**Input data**
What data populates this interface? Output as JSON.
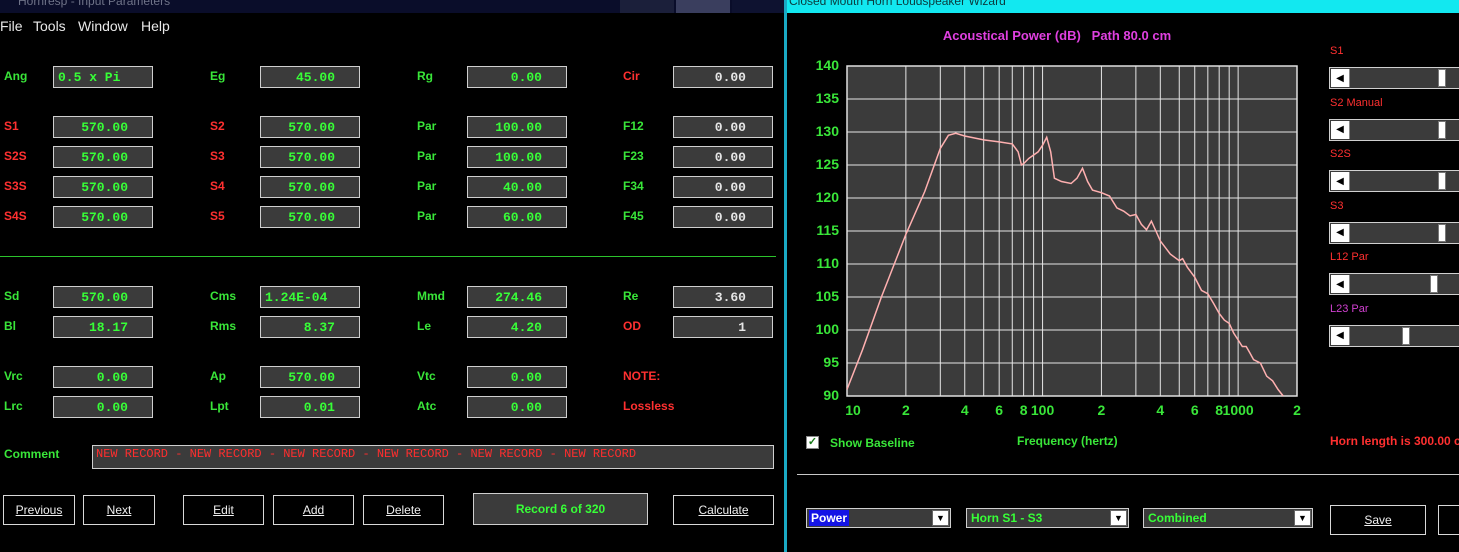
{
  "left_window": {
    "title": "Hornresp - Input Parameters",
    "menu": [
      "File",
      "Tools",
      "Window",
      "Help"
    ],
    "rows": [
      [
        {
          "label": "Ang",
          "lc": "g",
          "value": "0.5 x Pi",
          "align": "left"
        },
        {
          "label": "Eg",
          "lc": "g",
          "value": "45.00"
        },
        {
          "label": "Rg",
          "lc": "g",
          "value": "0.00"
        },
        {
          "label": "Cir",
          "lc": "r",
          "value": "0.00",
          "vc": "white"
        }
      ],
      [
        {
          "label": "S1",
          "lc": "r",
          "value": "570.00"
        },
        {
          "label": "S2",
          "lc": "r",
          "value": "570.00"
        },
        {
          "label": "Par",
          "lc": "g",
          "value": "100.00"
        },
        {
          "label": "F12",
          "lc": "g",
          "value": "0.00",
          "vc": "white"
        }
      ],
      [
        {
          "label": "S2S",
          "lc": "r",
          "value": "570.00"
        },
        {
          "label": "S3",
          "lc": "r",
          "value": "570.00"
        },
        {
          "label": "Par",
          "lc": "g",
          "value": "100.00"
        },
        {
          "label": "F23",
          "lc": "g",
          "value": "0.00",
          "vc": "white"
        }
      ],
      [
        {
          "label": "S3S",
          "lc": "r",
          "value": "570.00"
        },
        {
          "label": "S4",
          "lc": "r",
          "value": "570.00"
        },
        {
          "label": "Par",
          "lc": "g",
          "value": "40.00"
        },
        {
          "label": "F34",
          "lc": "g",
          "value": "0.00",
          "vc": "white"
        }
      ],
      [
        {
          "label": "S4S",
          "lc": "r",
          "value": "570.00"
        },
        {
          "label": "S5",
          "lc": "r",
          "value": "570.00"
        },
        {
          "label": "Par",
          "lc": "g",
          "value": "60.00"
        },
        {
          "label": "F45",
          "lc": "g",
          "value": "0.00",
          "vc": "white"
        }
      ],
      [
        {
          "label": "Sd",
          "lc": "g",
          "value": "570.00"
        },
        {
          "label": "Cms",
          "lc": "g",
          "value": "1.24E-04",
          "align": "left"
        },
        {
          "label": "Mmd",
          "lc": "g",
          "value": "274.46"
        },
        {
          "label": "Re",
          "lc": "g",
          "value": "3.60",
          "vc": "white"
        }
      ],
      [
        {
          "label": "Bl",
          "lc": "g",
          "value": "18.17"
        },
        {
          "label": "Rms",
          "lc": "g",
          "value": "8.37"
        },
        {
          "label": "Le",
          "lc": "g",
          "value": "4.20"
        },
        {
          "label": "OD",
          "lc": "r",
          "value": "1",
          "vc": "white"
        }
      ],
      [
        {
          "label": "Vrc",
          "lc": "g",
          "value": "0.00"
        },
        {
          "label": "Ap",
          "lc": "g",
          "value": "570.00"
        },
        {
          "label": "Vtc",
          "lc": "g",
          "value": "0.00"
        },
        {
          "label": "NOTE:",
          "lc": "r",
          "value": null
        }
      ],
      [
        {
          "label": "Lrc",
          "lc": "g",
          "value": "0.00"
        },
        {
          "label": "Lpt",
          "lc": "g",
          "value": "0.01"
        },
        {
          "label": "Atc",
          "lc": "g",
          "value": "0.00"
        },
        {
          "label": "Lossless",
          "lc": "r",
          "value": null
        }
      ]
    ],
    "comment_label": "Comment",
    "comment_value": "NEW RECORD - NEW RECORD - NEW RECORD - NEW RECORD - NEW RECORD - NEW RECORD",
    "buttons": {
      "previous": "Previous",
      "next": "Next",
      "edit": "Edit",
      "add": "Add",
      "delete": "Delete",
      "calculate": "Calculate"
    },
    "record_status": "Record 6 of 320"
  },
  "right_window": {
    "title": "Closed Mouth Horn Loudspeaker Wizard",
    "sliders": [
      {
        "label": "S1",
        "color": "r",
        "level": 0.83
      },
      {
        "label": "S2 Manual",
        "color": "r",
        "level": 0.83
      },
      {
        "label": "S2S",
        "color": "r",
        "level": 0.83
      },
      {
        "label": "S3",
        "color": "r",
        "level": 0.83
      },
      {
        "label": "L12 Par",
        "color": "r",
        "level": 0.77
      },
      {
        "label": "L23 Par",
        "color": "m",
        "level": 0.55
      }
    ],
    "show_baseline_label": "Show Baseline",
    "show_baseline_checked": true,
    "horn_length": "Horn length is 300.00 c",
    "dropdowns": [
      {
        "value": "Power",
        "highlight": true
      },
      {
        "value": "Horn S1 - S3",
        "highlight": false
      },
      {
        "value": "Combined",
        "highlight": false
      }
    ],
    "save_label": "Save"
  },
  "chart_data": {
    "type": "line",
    "title": "Acoustical Power (dB)   Path 80.0 cm",
    "xlabel": "Frequency (hertz)",
    "ylabel": "",
    "x_scale": "log",
    "xlim": [
      10,
      2000
    ],
    "ylim": [
      90,
      140
    ],
    "grid": true,
    "yticks": [
      140,
      135,
      130,
      125,
      120,
      115,
      110,
      105,
      100,
      95,
      90
    ],
    "xtick_labels": [
      {
        "v": 10,
        "t": "10"
      },
      {
        "v": 20,
        "t": "2"
      },
      {
        "v": 40,
        "t": "4"
      },
      {
        "v": 60,
        "t": "6"
      },
      {
        "v": 80,
        "t": "8"
      },
      {
        "v": 100,
        "t": "100"
      },
      {
        "v": 200,
        "t": "2"
      },
      {
        "v": 400,
        "t": "4"
      },
      {
        "v": 600,
        "t": "6"
      },
      {
        "v": 800,
        "t": "8"
      },
      {
        "v": 1000,
        "t": "1000"
      },
      {
        "v": 2000,
        "t": "2"
      }
    ],
    "series": [
      {
        "color": "#ffb0b0",
        "points": [
          [
            10,
            91
          ],
          [
            12,
            97
          ],
          [
            15,
            105
          ],
          [
            18,
            111
          ],
          [
            20,
            114.5
          ],
          [
            25,
            121
          ],
          [
            30,
            127.5
          ],
          [
            33,
            129.5
          ],
          [
            36,
            129.8
          ],
          [
            40,
            129.4
          ],
          [
            50,
            128.8
          ],
          [
            60,
            128.5
          ],
          [
            70,
            128.2
          ],
          [
            75,
            127
          ],
          [
            78,
            125
          ],
          [
            80,
            125.2
          ],
          [
            85,
            126
          ],
          [
            95,
            127
          ],
          [
            100,
            128
          ],
          [
            105,
            129.2
          ],
          [
            110,
            127
          ],
          [
            115,
            123
          ],
          [
            125,
            122.5
          ],
          [
            140,
            122.2
          ],
          [
            150,
            123
          ],
          [
            160,
            124.5
          ],
          [
            170,
            122.5
          ],
          [
            180,
            121.2
          ],
          [
            200,
            120.8
          ],
          [
            220,
            120.3
          ],
          [
            240,
            118.5
          ],
          [
            260,
            118
          ],
          [
            280,
            117.3
          ],
          [
            300,
            117.5
          ],
          [
            320,
            116
          ],
          [
            340,
            115.2
          ],
          [
            360,
            116.5
          ],
          [
            380,
            115
          ],
          [
            400,
            113.5
          ],
          [
            450,
            111.5
          ],
          [
            500,
            110.5
          ],
          [
            520,
            110.8
          ],
          [
            550,
            109.5
          ],
          [
            600,
            108
          ],
          [
            650,
            106
          ],
          [
            700,
            105.5
          ],
          [
            750,
            104
          ],
          [
            800,
            102.5
          ],
          [
            850,
            101.5
          ],
          [
            900,
            101
          ],
          [
            950,
            99.5
          ],
          [
            1000,
            98.5
          ],
          [
            1050,
            97.5
          ],
          [
            1100,
            97.5
          ],
          [
            1150,
            96.5
          ],
          [
            1200,
            95.5
          ],
          [
            1300,
            95
          ],
          [
            1400,
            93
          ],
          [
            1500,
            92.3
          ],
          [
            1600,
            91
          ],
          [
            1700,
            90
          ]
        ]
      }
    ]
  }
}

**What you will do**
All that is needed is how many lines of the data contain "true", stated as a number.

**Problem solution**
3